In 1995, the department opened Long Island's only Skull Base Institute to provide multidisciplinary cranial base surgery. That same year, the department performed the county's first cochlear implant surgery, and began to provide the only service of this kind in the area.
The Soroff Years (1974-1989)
Dr. Harry S. Soroff
This early period saw the organization of our original educational consortium of hospitals (VA Medical Center, Nassau County Medical Center, Long Island Jewish Hospital, Queens Hospital, and Nassau Hospital which became Winthrop-University Hospital); the establishment of our general surgery residency program; and the implementation of our curriculum for medical students.
Dr. Soroff was chief of the original Gastrointestinal Surgery Division, which not only provided general surgical care, but also trauma care and burn care, first at the VA Medical Center, then at University Hospital. During the Korean War, Dr. Soroff had served for three years in the U.S. Army where he developed a special interest in the management of burn patients.
The Vascular Surgery Division and Transplantation Division had both been established in 1977, originally at the Northport VA facility. The chiefs of these two divisions, both of whom had major leadership roles in the department during their tenure here, were Fabio Giron, MD, PhD, and Felix T. Rapaport, MD, respectively.
The period immediately following the opening of University Hospital was one of prodigious clinical growth. During the 1980s, the department continued its transformation from a group of "generalists" into groups with more specialized skills both in the clinical areas and in research.
Since its founding 45 years ago, great things continue to happen in the department, and all signs at present indicate the future will affirm its history of excellence.
The 1980s witnessed the creation of the following clinical divisions:
- Pediatric Surgery (chief, Cedric J. Priebe Jr., MD)
- Cardiothoracic Surgery (chief, Constantine E. Anagnostopoulos, MD, ScD; performing the only open heart surgery in Suffolk County, with the first done in 1983)
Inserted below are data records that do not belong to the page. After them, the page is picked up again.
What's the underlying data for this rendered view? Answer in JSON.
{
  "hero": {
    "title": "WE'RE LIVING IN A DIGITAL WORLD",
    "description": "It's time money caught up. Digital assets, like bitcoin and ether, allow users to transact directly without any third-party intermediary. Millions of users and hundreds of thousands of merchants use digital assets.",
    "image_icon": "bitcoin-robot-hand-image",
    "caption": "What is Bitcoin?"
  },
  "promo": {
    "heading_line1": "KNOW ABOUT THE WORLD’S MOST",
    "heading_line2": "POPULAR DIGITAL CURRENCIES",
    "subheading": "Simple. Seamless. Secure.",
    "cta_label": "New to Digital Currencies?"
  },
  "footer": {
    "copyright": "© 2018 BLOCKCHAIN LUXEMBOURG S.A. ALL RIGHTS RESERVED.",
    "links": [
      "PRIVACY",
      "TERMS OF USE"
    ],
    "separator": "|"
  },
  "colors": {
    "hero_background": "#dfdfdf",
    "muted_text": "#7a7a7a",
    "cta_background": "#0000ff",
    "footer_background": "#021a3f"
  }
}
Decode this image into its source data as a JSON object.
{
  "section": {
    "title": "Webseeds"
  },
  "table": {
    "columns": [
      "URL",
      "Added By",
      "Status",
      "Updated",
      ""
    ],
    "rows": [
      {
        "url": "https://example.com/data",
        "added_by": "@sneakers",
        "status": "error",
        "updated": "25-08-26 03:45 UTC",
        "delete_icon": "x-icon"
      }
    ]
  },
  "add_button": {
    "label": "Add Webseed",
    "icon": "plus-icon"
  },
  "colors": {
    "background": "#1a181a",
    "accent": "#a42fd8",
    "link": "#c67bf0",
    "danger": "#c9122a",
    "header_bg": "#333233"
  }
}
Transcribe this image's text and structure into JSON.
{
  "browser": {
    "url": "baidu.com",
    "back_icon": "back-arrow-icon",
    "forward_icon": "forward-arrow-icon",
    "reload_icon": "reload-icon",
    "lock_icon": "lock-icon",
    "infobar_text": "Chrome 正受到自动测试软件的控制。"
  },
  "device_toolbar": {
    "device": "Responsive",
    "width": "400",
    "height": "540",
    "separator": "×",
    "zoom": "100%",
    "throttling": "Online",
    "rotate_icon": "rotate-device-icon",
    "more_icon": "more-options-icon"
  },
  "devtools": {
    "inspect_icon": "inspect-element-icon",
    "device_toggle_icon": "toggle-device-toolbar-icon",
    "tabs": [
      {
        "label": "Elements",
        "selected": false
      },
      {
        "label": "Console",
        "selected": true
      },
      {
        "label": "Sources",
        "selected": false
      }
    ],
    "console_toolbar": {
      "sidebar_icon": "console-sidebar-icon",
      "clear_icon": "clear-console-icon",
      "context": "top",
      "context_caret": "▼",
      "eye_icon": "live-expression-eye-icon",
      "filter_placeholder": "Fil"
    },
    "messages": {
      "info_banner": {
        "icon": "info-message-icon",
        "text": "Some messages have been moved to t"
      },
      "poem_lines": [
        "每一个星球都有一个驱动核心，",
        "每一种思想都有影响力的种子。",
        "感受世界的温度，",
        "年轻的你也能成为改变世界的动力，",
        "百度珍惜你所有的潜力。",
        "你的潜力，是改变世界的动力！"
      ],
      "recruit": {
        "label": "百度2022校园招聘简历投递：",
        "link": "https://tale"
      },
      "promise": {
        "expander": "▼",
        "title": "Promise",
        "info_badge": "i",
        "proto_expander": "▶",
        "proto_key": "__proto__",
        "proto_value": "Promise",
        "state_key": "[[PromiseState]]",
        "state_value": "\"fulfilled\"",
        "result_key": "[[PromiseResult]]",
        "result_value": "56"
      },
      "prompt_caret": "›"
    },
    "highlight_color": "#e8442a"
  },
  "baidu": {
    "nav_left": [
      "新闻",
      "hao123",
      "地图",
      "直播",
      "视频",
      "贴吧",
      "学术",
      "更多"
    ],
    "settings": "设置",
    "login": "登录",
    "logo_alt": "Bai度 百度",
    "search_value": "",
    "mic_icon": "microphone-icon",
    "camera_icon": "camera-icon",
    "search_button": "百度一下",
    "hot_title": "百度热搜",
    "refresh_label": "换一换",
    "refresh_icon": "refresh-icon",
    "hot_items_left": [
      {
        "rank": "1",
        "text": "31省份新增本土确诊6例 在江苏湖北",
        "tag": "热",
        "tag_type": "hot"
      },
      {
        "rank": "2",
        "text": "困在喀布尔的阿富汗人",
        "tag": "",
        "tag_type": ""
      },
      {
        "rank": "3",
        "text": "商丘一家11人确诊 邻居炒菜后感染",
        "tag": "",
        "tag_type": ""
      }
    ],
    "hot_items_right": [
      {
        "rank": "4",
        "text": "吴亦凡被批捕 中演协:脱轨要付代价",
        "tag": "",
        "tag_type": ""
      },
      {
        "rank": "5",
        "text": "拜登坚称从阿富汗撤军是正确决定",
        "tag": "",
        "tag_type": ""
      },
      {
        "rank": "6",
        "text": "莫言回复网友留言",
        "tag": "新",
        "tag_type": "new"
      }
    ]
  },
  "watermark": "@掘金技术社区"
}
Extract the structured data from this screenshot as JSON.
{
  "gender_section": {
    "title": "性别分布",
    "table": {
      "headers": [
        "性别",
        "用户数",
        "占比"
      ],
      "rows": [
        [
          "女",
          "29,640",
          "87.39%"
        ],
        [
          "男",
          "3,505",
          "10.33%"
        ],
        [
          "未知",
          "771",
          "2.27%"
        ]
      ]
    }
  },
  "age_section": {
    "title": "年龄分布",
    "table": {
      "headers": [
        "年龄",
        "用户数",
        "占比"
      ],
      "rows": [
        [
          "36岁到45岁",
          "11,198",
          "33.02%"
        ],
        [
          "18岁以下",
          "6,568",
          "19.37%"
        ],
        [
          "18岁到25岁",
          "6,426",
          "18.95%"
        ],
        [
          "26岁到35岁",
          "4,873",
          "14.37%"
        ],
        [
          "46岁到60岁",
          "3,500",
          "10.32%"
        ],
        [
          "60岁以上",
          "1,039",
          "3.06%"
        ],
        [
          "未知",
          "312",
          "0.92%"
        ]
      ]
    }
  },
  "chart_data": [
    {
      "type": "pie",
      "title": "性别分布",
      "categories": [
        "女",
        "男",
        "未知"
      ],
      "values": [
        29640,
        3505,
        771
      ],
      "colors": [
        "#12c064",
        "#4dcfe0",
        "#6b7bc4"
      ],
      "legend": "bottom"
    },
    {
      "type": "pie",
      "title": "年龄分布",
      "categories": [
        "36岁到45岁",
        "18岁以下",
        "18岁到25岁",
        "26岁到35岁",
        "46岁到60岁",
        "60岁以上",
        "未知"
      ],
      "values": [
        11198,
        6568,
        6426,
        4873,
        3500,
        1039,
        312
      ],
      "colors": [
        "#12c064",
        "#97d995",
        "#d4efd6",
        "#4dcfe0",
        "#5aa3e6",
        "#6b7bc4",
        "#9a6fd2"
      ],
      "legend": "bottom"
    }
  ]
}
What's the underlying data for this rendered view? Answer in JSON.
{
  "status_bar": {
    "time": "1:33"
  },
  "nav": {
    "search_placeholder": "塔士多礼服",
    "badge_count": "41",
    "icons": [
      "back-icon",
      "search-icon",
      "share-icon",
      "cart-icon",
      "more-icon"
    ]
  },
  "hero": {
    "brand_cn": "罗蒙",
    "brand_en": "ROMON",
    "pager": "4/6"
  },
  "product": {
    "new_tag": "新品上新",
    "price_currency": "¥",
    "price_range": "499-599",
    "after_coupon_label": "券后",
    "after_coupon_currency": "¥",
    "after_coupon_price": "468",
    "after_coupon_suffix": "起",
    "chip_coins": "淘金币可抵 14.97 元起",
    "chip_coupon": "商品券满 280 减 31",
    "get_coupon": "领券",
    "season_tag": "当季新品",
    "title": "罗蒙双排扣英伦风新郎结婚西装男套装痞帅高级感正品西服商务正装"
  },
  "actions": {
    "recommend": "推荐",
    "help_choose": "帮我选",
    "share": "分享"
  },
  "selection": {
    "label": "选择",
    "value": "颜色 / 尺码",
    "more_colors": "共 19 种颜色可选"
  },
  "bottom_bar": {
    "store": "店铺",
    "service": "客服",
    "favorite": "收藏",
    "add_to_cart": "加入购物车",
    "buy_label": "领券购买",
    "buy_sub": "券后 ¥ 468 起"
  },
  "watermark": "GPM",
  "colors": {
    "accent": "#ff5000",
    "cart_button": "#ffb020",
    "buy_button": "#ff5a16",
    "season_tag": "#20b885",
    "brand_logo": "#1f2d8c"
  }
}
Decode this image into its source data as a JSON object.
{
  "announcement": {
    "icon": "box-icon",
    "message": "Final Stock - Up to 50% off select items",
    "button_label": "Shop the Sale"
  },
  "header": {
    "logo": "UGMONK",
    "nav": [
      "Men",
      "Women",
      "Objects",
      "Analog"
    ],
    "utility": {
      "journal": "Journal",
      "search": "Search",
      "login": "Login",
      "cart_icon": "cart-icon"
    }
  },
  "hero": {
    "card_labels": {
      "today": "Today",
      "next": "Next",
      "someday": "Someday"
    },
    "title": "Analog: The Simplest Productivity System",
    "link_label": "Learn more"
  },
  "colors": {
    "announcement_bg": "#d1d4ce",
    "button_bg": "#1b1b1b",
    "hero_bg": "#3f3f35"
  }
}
- Surgical Oncology (chief, Herbert C. Hoover Jr., MD)
- Trauma/Surgical Critical Care (chief, David J. Kreis Jr., MD), including Suffolk County's only Burn Center and the Living Skin Bank created by Dr. Soroff
- Otolaryngology-Head and Neck Surgery (chief, Arnold E. Katz, MD; the predecessor Head and Neck Surgery Division was led by Lawrence A. Mazzarella, MD)
In 1986, Stony Brook's president mandated a formal series of reviews of all clinical departments in the School of Medicine. These reviews were conducted by chairmen from other medical schools.
The reviewers of our department — Clyde Barker, MD; Arnold Diethelm, MD; and David Sabiston, MD — were, according to their report, "impressed with the competence demonstrated by the full-time surgical faculty, with the progress they have made in building the clinical and teaching programs, and with the enthusiasm they have for taking the next step" in further developing the department.
These reviewers, moreover, emphasized that the department's research programs were well based in both laboratory and clinical activity. This demonstration of excellence in patient care, education, and research measured up to the high standard the department set for itself.
"What of the future? Will the name of Stony Brook be associated with excellence and innovation? Will our faculty be at the forefront of surgical progress? As founders, it is our responsibility to set the standards and hold a steady course which ensures that the spirit of scientific inquiry be nurtured and honored, not only as a suitable, but as an indispensable attribute of an academic surgeon. For only in this manner will we continue to maintain and enhance a fresh and modern approach to our clinical and teaching activities and develop ourselves into the superlative group we have the capacity of becoming." — Harry S. Soroff, MD, "Preface," Selected Published Works of the Surgical Faculty (1982)